  • You may just stumble around hopelessly, not being allowed to use any exits until you have light. (Sometimes an author will mess this up and not even allow you to retreat the way you came.)
  • You may be allowed to move around, but you just won't be able to do much without seeing anything, and you'll walk into a lot of walls while trying to find the exit; darkened areas effectively become mazes.
  • You are unlikely to be able to examine objects, and may not be allowed to interact with them at all. You may not be able to take inventory.
  • Dropped objects in a darkened room cannot always be retrieved. This may put the game into an unwinnable state.

Partial Darkness

Some games which use darkness extensively have modified or replaced the default behaviour to enable players to do more in the dark.

  • Low-light rooms rather than total darkness.

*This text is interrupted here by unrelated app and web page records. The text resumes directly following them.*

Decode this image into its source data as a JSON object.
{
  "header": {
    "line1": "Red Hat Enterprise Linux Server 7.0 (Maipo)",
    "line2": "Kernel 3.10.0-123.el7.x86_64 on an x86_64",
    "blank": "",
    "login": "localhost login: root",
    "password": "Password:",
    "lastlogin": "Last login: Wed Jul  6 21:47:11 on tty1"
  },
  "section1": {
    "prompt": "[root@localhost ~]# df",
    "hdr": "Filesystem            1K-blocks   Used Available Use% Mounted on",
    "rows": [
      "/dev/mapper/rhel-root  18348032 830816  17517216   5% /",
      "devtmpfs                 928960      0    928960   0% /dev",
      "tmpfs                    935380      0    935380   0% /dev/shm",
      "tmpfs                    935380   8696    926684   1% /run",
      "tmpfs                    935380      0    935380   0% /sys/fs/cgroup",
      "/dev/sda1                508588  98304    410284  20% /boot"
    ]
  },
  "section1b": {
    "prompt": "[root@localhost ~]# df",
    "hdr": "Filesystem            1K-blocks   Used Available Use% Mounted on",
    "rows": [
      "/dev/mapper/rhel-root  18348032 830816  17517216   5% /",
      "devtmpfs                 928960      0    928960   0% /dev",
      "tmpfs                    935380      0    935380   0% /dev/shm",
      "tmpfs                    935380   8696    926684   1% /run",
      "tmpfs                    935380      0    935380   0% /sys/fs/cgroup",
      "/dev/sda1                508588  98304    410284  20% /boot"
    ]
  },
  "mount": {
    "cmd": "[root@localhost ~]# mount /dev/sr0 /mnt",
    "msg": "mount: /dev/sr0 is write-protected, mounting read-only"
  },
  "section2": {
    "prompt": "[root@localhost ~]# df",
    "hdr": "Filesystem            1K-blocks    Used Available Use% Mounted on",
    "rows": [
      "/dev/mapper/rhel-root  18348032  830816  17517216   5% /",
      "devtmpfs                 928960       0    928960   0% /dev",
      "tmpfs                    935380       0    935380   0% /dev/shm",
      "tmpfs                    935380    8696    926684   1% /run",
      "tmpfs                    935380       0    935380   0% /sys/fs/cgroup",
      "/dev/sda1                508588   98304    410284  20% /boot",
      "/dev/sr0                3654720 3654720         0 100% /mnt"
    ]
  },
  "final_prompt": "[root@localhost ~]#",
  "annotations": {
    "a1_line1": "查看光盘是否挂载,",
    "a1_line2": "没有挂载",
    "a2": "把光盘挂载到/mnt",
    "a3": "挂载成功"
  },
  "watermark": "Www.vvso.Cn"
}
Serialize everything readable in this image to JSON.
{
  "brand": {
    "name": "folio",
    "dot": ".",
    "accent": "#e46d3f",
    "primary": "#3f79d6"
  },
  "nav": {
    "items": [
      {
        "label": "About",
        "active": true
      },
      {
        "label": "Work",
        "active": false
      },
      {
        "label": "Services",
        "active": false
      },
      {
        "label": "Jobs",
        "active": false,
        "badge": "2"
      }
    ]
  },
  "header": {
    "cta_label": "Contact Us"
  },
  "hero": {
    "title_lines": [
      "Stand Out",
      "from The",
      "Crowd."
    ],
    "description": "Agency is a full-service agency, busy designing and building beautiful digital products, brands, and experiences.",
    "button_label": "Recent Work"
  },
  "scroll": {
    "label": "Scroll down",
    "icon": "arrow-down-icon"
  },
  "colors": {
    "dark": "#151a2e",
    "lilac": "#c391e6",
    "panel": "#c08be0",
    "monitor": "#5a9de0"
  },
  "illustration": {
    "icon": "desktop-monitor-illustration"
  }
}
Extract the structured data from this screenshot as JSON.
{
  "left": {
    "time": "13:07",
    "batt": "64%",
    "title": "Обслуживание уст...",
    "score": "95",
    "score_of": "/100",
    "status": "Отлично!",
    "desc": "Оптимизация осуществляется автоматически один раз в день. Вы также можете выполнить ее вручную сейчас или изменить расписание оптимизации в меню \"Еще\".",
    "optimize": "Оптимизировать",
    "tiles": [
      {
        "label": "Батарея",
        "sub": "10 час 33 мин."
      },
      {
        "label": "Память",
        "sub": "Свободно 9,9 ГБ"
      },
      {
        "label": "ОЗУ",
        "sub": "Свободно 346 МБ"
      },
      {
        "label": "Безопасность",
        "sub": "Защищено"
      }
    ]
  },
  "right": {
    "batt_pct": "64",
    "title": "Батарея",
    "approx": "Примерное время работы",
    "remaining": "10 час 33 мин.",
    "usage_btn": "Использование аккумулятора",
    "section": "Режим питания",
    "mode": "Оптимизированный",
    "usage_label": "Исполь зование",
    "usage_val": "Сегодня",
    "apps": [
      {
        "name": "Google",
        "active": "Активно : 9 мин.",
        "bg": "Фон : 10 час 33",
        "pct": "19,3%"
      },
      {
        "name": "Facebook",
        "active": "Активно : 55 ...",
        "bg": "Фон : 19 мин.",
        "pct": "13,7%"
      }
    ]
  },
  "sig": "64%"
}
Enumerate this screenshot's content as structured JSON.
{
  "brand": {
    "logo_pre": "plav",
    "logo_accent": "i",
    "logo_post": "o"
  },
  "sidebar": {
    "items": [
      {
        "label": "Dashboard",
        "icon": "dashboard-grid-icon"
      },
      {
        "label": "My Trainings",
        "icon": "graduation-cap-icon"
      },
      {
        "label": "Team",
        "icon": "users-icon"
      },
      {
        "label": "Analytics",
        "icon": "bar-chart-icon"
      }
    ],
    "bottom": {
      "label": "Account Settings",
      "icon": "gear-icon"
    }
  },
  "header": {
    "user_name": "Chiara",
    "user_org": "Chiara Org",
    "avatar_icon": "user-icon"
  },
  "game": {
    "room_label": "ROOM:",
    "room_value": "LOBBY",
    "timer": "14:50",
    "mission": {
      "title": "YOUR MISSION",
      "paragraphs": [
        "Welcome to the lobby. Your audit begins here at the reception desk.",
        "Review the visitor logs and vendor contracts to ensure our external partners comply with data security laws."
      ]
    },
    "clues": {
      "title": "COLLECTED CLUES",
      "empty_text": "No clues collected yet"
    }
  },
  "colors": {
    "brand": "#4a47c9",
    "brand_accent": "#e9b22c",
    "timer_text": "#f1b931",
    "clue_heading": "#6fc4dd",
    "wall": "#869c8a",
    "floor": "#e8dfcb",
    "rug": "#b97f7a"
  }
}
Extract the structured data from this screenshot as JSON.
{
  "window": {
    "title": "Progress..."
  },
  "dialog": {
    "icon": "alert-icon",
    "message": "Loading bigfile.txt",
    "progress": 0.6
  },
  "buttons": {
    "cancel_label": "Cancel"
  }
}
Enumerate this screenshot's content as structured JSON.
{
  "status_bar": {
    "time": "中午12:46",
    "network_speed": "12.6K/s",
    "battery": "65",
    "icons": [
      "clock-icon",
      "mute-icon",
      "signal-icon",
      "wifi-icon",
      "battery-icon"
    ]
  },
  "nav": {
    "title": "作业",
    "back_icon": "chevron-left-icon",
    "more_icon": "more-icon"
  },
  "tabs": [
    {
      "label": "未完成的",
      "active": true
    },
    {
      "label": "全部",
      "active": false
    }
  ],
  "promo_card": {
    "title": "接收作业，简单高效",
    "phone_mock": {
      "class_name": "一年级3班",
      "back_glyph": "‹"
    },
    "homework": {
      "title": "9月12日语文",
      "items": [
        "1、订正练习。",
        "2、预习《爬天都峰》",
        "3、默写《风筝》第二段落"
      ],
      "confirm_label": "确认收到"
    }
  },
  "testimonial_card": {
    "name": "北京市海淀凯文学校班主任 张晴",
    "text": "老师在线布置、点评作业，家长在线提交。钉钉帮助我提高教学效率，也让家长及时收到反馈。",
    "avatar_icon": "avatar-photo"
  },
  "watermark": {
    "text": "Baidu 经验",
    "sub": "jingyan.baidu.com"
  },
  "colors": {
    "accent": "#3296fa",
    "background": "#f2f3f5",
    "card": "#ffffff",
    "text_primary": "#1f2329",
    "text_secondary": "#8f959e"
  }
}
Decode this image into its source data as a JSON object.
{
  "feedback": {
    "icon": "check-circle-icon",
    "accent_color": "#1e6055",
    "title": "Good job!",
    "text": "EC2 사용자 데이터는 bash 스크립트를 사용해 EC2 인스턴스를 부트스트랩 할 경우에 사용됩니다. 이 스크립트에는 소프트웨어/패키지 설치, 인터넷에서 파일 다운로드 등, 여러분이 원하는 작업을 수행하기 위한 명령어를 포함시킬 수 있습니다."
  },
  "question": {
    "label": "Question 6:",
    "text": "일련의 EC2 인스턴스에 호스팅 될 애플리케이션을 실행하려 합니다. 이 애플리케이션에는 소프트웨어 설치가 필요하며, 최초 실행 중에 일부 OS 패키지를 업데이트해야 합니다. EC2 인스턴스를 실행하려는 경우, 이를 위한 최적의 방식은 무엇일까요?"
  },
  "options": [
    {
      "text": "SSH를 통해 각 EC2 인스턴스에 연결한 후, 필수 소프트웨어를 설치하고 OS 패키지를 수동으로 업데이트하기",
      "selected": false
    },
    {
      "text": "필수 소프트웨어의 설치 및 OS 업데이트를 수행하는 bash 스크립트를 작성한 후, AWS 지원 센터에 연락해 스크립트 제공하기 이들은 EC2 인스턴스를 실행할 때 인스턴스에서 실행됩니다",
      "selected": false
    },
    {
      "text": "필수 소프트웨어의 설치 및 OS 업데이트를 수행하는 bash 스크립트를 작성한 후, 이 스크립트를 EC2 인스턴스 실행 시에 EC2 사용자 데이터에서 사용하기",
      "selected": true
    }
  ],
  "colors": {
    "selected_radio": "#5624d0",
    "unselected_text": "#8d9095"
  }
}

The player will typically see a different description if the room is dark, probably with less detail and more ambiguity. Their interaction options with objects in the room may still be effectively disabled, or they may merely be reduced - so that a player could find and turn on a lamp, for instance.
  • Use of other senses. Touch has the widest applications here, but hearing and smell may also provide clues.

Dealing with Darkness

  • In all likelihood you will need to get rid of the darkness before you can do anything useful; normally this will involve retreating from the dark room the way you came, and looking for a portable light source. See light puzzle for varieties of light source.
  • Try moving around in the normal directions (but be prepared to UNDO). Sometimes dark rooms will lead to lit ones.
  • Use your other senses:
    • LISTEN. If you get a default response, abandon this approach; if not, you may be able to LISTEN TO specific things (though this is rare).
    • SMELL. Like listening, this is generally only good once per room - you may be able to SMELL specific objects, but don't rely on it.
    • TOUCH. A good place to start is the walls or the floor. If you start the game in darkness, you may also want to do this to yourself and to any inventory items.
  • Throw objects that you're willing to discard (pebbles, for instance). This might give you useful information - if there's a long pause followed by a plunk, chances are you don't want to wander around too much.
  • Darkness is sometimes used to focus the player's attention on conversation with an NPC. If this happens, trying to light the darkness is probably the wrong tack.